If you’re suffering from hip pain, you may be wondering if it’s the result of arthritis. But what is arthritis, exactly? And how do you know if you have it?
In this video, I will explain what symptoms to look out for in order to determine whether or not your pain is caused by hip arthritis. I’ll also explain what can be done to treat the condition and help relieve your pain.
My name is Dr. David Geier – orthopedic surgeon, sports medicine specialist, and anti-aging and regenerative medicine expert. I help you feel, look and perform your best, regardless of age or injury.
The hip joint is a complicated structure. It’s made up of the femur (thigh bone), the acetabulum (socket), as well as the bones in the pubic area and pelvis. The joint itself has many ligaments that help stabilize it, but there are also many muscles that surround and support it as well. When all these things work together properly, they allow you to move in a wide range of ways without pain or discomfort. But when one or more parts – especially the cartilage and bone – get damaged or worn out over time, they can cause symptoms like groin pain, difficulty bending down and squatting, limping on one leg, and more.
Hip joint issues can cause groin or upper thigh pain.
The hip joint is a ball-and-socket joint that connects your upper leg bone (femur) to your pelvis. The socket of this joint is deep in your pelvis and filled with cartilage, which cushions it from the impact of walking. Pain from hip arthritis is often felt in the groin or upper thigh as opposed to the buttock or side of the hip. You might also notice pain when sitting for long periods of time or getting up after sitting for a while (when sitting on an airplane, for example).
Limping or favoring the injured leg
Limping is often a sign of pain. If you limp, it means that your hip joint is not working properly, and this can be an indication of arthritis or other problems with the hip joint.
Pain with hip motion
The symptoms of a worn hip joint can include pain with walking, running, squatting and climbing stairs. You may also experience pain when you try to walk on uneven ground or stairs that have a slight bend in them.

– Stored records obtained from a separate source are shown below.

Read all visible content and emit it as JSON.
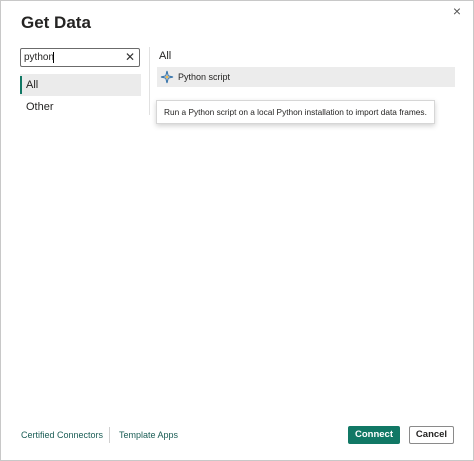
{
  "dialog": {
    "title": "Get Data",
    "close_glyph": "×"
  },
  "search": {
    "value": "python",
    "clear_glyph": "✕"
  },
  "categories": [
    {
      "label": "All",
      "selected": true
    },
    {
      "label": "Other",
      "selected": false
    }
  ],
  "results": {
    "section_title": "All",
    "items": [
      {
        "label": "Python script",
        "icon": "python-script-icon"
      }
    ]
  },
  "tooltip": {
    "text": "Run a Python script on a local Python installation to import data frames."
  },
  "footer": {
    "links": [
      {
        "label": "Certified Connectors"
      },
      {
        "label": "Template Apps"
      }
    ],
    "connect_label": "Connect",
    "cancel_label": "Cancel"
  },
  "colors": {
    "accent": "#117865",
    "link": "#1a5d55",
    "selected_bg": "#ebebeb"
  }
}
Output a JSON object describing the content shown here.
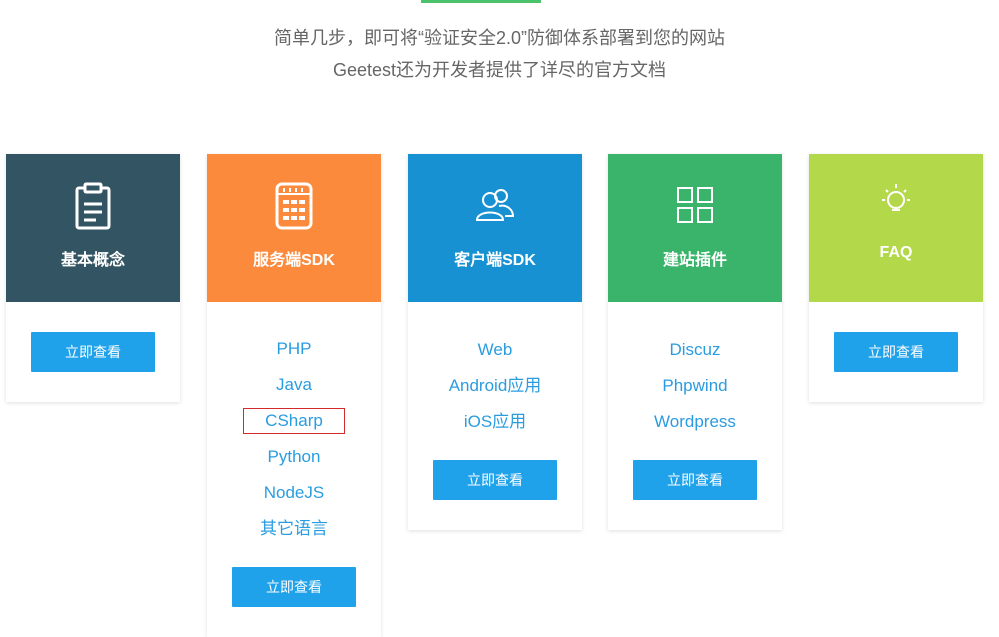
{
  "intro": {
    "line1": "简单几步，即可将“验证安全2.0”防御体系部署到您的网站",
    "line2": "Geetest还为开发者提供了详尽的官方文档"
  },
  "cards": [
    {
      "title": "基本概念",
      "icon": "clipboard-icon",
      "color": "#335563",
      "links": [],
      "button": "立即查看"
    },
    {
      "title": "服务端SDK",
      "icon": "server-icon",
      "color": "#fb8a3c",
      "links": [
        "PHP",
        "Java",
        "CSharp",
        "Python",
        "NodeJS",
        "其它语言"
      ],
      "highlighted": "CSharp",
      "button": "立即查看"
    },
    {
      "title": "客户端SDK",
      "icon": "users-icon",
      "color": "#1891d2",
      "links": [
        "Web",
        "Android应用",
        "iOS应用"
      ],
      "button": "立即查看"
    },
    {
      "title": "建站插件",
      "icon": "grid-icon",
      "color": "#39b46a",
      "links": [
        "Discuz",
        "Phpwind",
        "Wordpress"
      ],
      "button": "立即查看"
    },
    {
      "title": "FAQ",
      "icon": "lightbulb-icon",
      "color": "#b3d84a",
      "links": [],
      "button": "立即查看"
    }
  ],
  "colors": {
    "button": "#1fa2ea",
    "link": "#2a9ce0",
    "highlight_border": "#d32b2b"
  }
}
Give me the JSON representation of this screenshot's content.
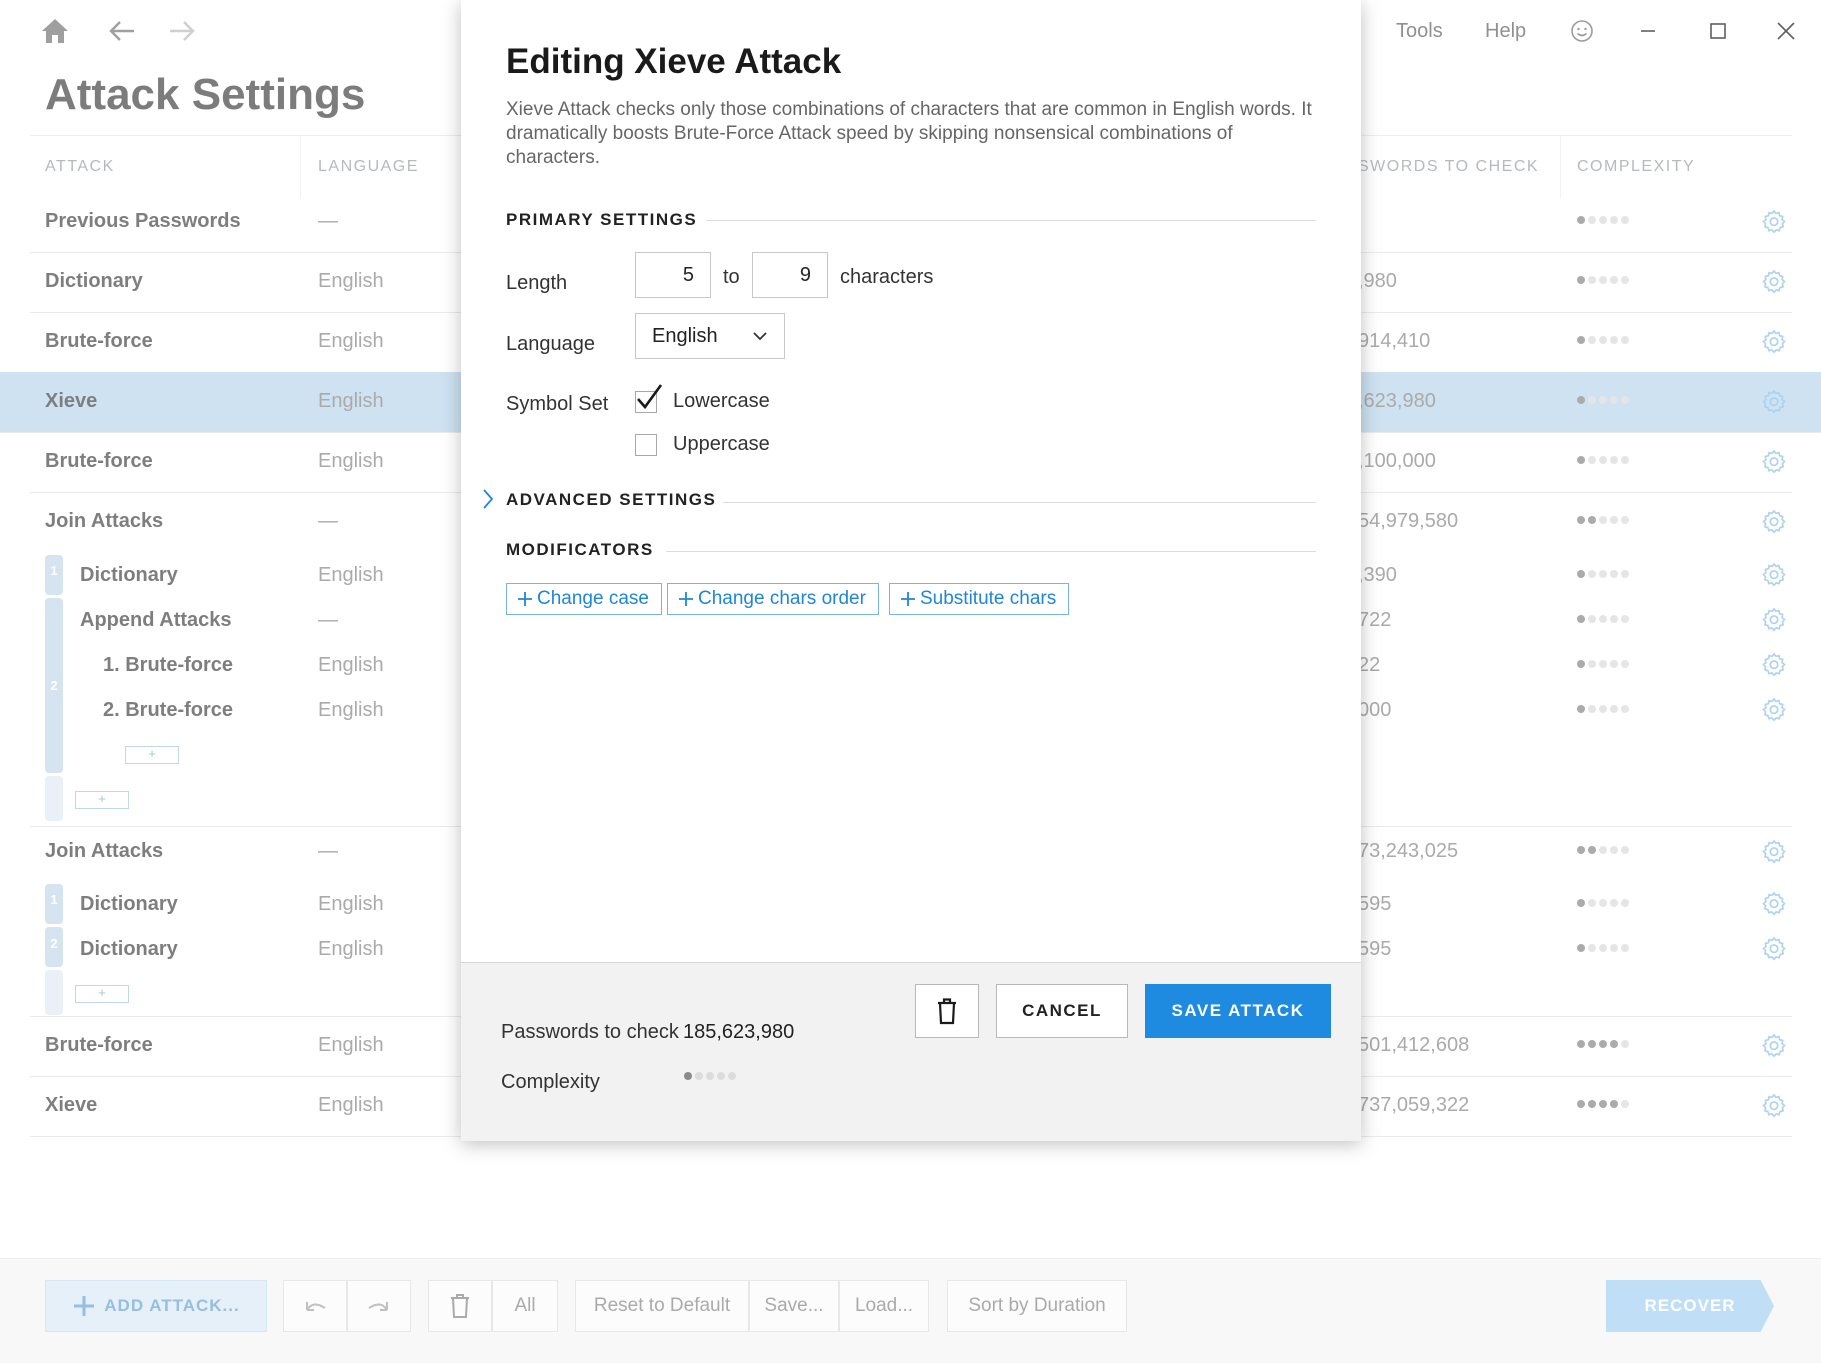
{
  "titlebar": {
    "page_title": "Attack Settings",
    "menu": [
      "Tools",
      "Help"
    ]
  },
  "table": {
    "headers": [
      "ATTACK",
      "LANGUAGE",
      "SWORDS TO CHECK",
      "COMPLEXITY"
    ],
    "rows": [
      {
        "name": "Previous Passwords",
        "lang": "—",
        "pw": "",
        "complexity": 1
      },
      {
        "name": "Dictionary",
        "lang": "English",
        "pw": ",980",
        "complexity": 1
      },
      {
        "name": "Brute-force",
        "lang": "English",
        "pw": "914,410",
        "complexity": 1
      },
      {
        "name": "Xieve",
        "lang": "English",
        "pw": ",623,980",
        "complexity": 1
      },
      {
        "name": "Brute-force",
        "lang": "English",
        "pw": ",100,000",
        "complexity": 1
      },
      {
        "name": "Join Attacks",
        "lang": "—",
        "pw": "54,979,580",
        "complexity": 2
      },
      {
        "name": "Dictionary",
        "lang": "English",
        "pw": ",390",
        "complexity": 1
      },
      {
        "name": "Append Attacks",
        "lang": "—",
        "pw": "722",
        "complexity": 1
      },
      {
        "name": "1. Brute-force",
        "lang": "English",
        "pw": "22",
        "complexity": 1
      },
      {
        "name": "2. Brute-force",
        "lang": "English",
        "pw": "000",
        "complexity": 1
      },
      {
        "name": "Join Attacks",
        "lang": "—",
        "pw": "73,243,025",
        "complexity": 2
      },
      {
        "name": "Dictionary",
        "lang": "English",
        "pw": "595",
        "complexity": 1
      },
      {
        "name": "Dictionary",
        "lang": "English",
        "pw": "595",
        "complexity": 1
      },
      {
        "name": "Brute-force",
        "lang": "English",
        "pw": "501,412,608",
        "complexity": 4
      },
      {
        "name": "Xieve",
        "lang": "English",
        "pw": "737,059,322",
        "complexity": 4
      }
    ],
    "group_numbers": [
      "1",
      "2",
      "1",
      "2"
    ],
    "mini_add": "+"
  },
  "toolbar": {
    "add_attack": "ADD ATTACK...",
    "all": "All",
    "reset": "Reset to Default",
    "save": "Save...",
    "load": "Load...",
    "sort": "Sort by Duration",
    "recover": "RECOVER"
  },
  "dialog": {
    "title": "Editing Xieve Attack",
    "description": "Xieve Attack checks only those combinations of characters that are common in English words. It dramatically boosts Brute-Force Attack speed by skipping nonsensical combinations of characters.",
    "primary_settings": "PRIMARY SETTINGS",
    "length_label": "Length",
    "length_from": "5",
    "length_to_word": "to",
    "length_to": "9",
    "length_unit": "characters",
    "language_label": "Language",
    "language_value": "English",
    "symbol_set_label": "Symbol Set",
    "lowercase_label": "Lowercase",
    "lowercase_checked": true,
    "uppercase_label": "Uppercase",
    "uppercase_checked": false,
    "advanced_settings": "ADVANCED SETTINGS",
    "modificators": "MODIFICATORS",
    "modificator_buttons": [
      "Change case",
      "Change chars order",
      "Substitute chars"
    ],
    "footer": {
      "passwords_label": "Passwords to check",
      "passwords_value": "185,623,980",
      "complexity_label": "Complexity",
      "complexity_level": 1,
      "cancel": "CANCEL",
      "save": "SAVE ATTACK"
    }
  },
  "colors": {
    "accent": "#1f8be0",
    "selected_row": "#bcd7ee",
    "gear": "#8ec0ea"
  }
}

If you’ve been experiencing this kind of discomfort for a while, it’s possible that your hip joints are wearing out.
Decreased hip motion
You may experience decreased hip motion. For example, you can’t squat down to tie your shoes or cross your legs.
Test for decreased hip motion by lying on the floor and raising one leg as high as possible without pain or discomfort. Repeat with the other leg and compare heights of both hips. You can also twist the hip internally and externally and compare to the uninvolved hip.
Seek help from a doctor if you suspect that you have hip arthritis.
If you’re experiencing pain in your hip, it’s important to see a doctor to learn if arthritis is the cause of your pain and other symptoms and to help you learn steps to decrease your pain and get back to what you love to do.
We are looking for 5 patients with hip pain who want to get significantly better in the next 30 days, without cortisone shots, physical therapy, or surgery. Click this link and enter the term ‘Interested’ in the description box to learn more.